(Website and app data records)
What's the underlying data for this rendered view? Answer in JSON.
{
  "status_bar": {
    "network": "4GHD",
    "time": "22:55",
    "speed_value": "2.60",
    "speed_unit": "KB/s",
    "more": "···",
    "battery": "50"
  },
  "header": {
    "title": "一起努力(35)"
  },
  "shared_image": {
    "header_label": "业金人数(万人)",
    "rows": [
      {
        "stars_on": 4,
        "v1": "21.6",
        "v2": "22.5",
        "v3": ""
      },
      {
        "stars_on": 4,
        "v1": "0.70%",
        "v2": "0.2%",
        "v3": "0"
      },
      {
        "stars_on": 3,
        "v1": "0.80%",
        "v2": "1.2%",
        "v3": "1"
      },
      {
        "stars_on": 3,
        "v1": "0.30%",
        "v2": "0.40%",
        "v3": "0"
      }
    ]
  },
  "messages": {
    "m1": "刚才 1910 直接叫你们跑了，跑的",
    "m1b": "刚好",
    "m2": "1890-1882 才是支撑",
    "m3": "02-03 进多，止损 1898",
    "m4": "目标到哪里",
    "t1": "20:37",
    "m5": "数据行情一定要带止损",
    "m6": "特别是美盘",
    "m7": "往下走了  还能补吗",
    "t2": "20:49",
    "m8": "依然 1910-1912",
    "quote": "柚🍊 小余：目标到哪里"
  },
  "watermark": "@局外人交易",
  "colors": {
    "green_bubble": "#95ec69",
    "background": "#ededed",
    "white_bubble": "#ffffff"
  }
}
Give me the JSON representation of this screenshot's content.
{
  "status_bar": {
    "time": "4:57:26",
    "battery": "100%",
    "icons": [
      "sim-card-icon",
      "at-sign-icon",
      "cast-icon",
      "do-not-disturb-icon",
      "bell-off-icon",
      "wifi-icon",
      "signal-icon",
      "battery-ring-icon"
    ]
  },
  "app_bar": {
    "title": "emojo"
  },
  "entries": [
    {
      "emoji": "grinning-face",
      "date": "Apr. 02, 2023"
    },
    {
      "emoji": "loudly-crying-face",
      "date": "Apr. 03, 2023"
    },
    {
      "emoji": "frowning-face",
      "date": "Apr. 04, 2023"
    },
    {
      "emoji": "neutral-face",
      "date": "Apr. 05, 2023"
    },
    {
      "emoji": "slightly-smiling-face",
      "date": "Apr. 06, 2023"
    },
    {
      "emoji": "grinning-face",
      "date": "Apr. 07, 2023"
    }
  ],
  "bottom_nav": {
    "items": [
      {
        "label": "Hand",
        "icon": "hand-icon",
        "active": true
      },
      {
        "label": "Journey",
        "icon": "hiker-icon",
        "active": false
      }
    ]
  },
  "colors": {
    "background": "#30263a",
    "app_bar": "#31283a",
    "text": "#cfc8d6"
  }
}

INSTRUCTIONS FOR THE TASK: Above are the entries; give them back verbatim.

RESULT:
What's the underlying data for this rendered view? Answer in JSON.
{
  "status_bar": {
    "network": "4GHD",
    "time": "22:55",
    "speed_value": "2.60",
    "speed_unit": "KB/s",
    "more": "···",
    "battery": "50"
  },
  "header": {
    "title": "一起努力(35)"
  },
  "shared_image": {
    "header_label": "业金人数(万人)",
    "rows": [
      {
        "stars_on": 4,
        "v1": "21.6",
        "v2": "22.5",
        "v3": ""
      },
      {
        "stars_on": 4,
        "v1": "0.70%",
        "v2": "0.2%",
        "v3": "0"
      },
      {
        "stars_on": 3,
        "v1": "0.80%",
        "v2": "1.2%",
        "v3": "1"
      },
      {
        "stars_on": 3,
        "v1": "0.30%",
        "v2": "0.40%",
        "v3": "0"
      }
    ]
  },
  "messages": {
    "m1": "刚才 1910 直接叫你们跑了，跑的",
    "m1b": "刚好",
    "m2": "1890-1882 才是支撑",
    "m3": "02-03 进多，止损 1898",
    "m4": "目标到哪里",
    "t1": "20:37",
    "m5": "数据行情一定要带止损",
    "m6": "特别是美盘",
    "m7": "往下走了  还能补吗",
    "t2": "20:49",
    "m8": "依然 1910-1912",
    "quote": "柚🍊 小余：目标到哪里"
  },
  "watermark": "@局外人交易",
  "colors": {
    "green_bubble": "#95ec69",
    "background": "#ededed",
    "white_bubble": "#ffffff"
  }
}
Give me the JSON representation of this screenshot's content.
{
  "status_bar": {
    "time": "4:57:26",
    "battery": "100%",
    "icons": [
      "sim-card-icon",
      "at-sign-icon",
      "cast-icon",
      "do-not-disturb-icon",
      "bell-off-icon",
      "wifi-icon",
      "signal-icon",
      "battery-ring-icon"
    ]
  },
  "app_bar": {
    "title": "emojo"
  },
  "entries": [
    {
      "emoji": "grinning-face",
      "date": "Apr. 02, 2023"
    },
    {
      "emoji": "loudly-crying-face",
      "date": "Apr. 03, 2023"
    },
    {
      "emoji": "frowning-face",
      "date": "Apr. 04, 2023"
    },
    {
      "emoji": "neutral-face",
      "date": "Apr. 05, 2023"
    },
    {
      "emoji": "slightly-smiling-face",
      "date": "Apr. 06, 2023"
    },
    {
      "emoji": "grinning-face",
      "date": "Apr. 07, 2023"
    }
  ],
  "bottom_nav": {
    "items": [
      {
        "label": "Hand",
        "icon": "hand-icon",
        "active": true
      },
      {
        "label": "Journey",
        "icon": "hiker-icon",
        "active": false
      }
    ]
  },
  "colors": {
    "background": "#30263a",
    "app_bar": "#31283a",
    "text": "#cfc8d6"
  }
}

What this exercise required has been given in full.